Exercise aim.
Make a verbatim copy of the records; pictures stay out.

Given information.
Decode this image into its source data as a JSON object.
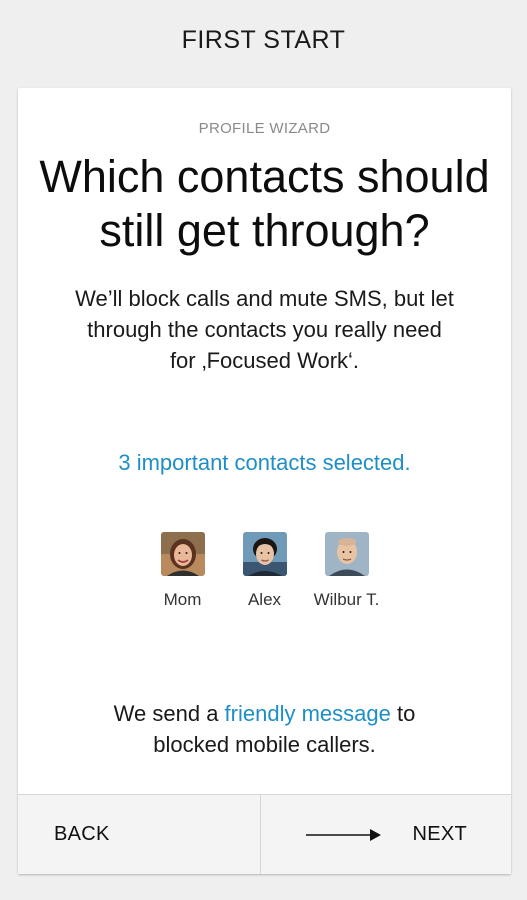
{
  "header": {
    "title": "FIRST START"
  },
  "wizard": {
    "label": "PROFILE WIZARD",
    "headline_line1": "Which contacts should",
    "headline_line2": "still get through?",
    "description_line1": "We’ll block calls and mute SMS, but let",
    "description_line2": "through the contacts you really need",
    "description_line3": "for  ‚Focused Work‘.",
    "selection_summary": "3 important contacts selected."
  },
  "contacts": [
    {
      "name": "Mom",
      "icon": "avatar-mom"
    },
    {
      "name": "Alex",
      "icon": "avatar-alex"
    },
    {
      "name": "Wilbur T.",
      "icon": "avatar-wilbur"
    }
  ],
  "footer_note": {
    "prefix": "We send a ",
    "link": "friendly message",
    "suffix": " to",
    "line2": "blocked mobile callers."
  },
  "nav": {
    "back_label": "BACK",
    "next_label": "NEXT",
    "next_icon": "arrow-right-icon"
  },
  "colors": {
    "accent": "#1e8fc6",
    "background": "#efefef",
    "card": "#ffffff"
  }
}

Solution to this problem.
Decode this image into its source data as a JSON object.
{
  "header": {
    "title": "FIRST START"
  },
  "wizard": {
    "label": "PROFILE WIZARD",
    "headline_line1": "Which contacts should",
    "headline_line2": "still get through?",
    "description_line1": "We’ll block calls and mute SMS, but let",
    "description_line2": "through the contacts you really need",
    "description_line3": "for  ‚Focused Work‘.",
    "selection_summary": "3 important contacts selected."
  },
  "contacts": [
    {
      "name": "Mom",
      "icon": "avatar-mom"
    },
    {
      "name": "Alex",
      "icon": "avatar-alex"
    },
    {
      "name": "Wilbur T.",
      "icon": "avatar-wilbur"
    }
  ],
  "footer_note": {
    "prefix": "We send a ",
    "link": "friendly message",
    "suffix": " to",
    "line2": "blocked mobile callers."
  },
  "nav": {
    "back_label": "BACK",
    "next_label": "NEXT",
    "next_icon": "arrow-right-icon"
  },
  "colors": {
    "accent": "#1e8fc6",
    "background": "#efefef",
    "card": "#ffffff"
  }
}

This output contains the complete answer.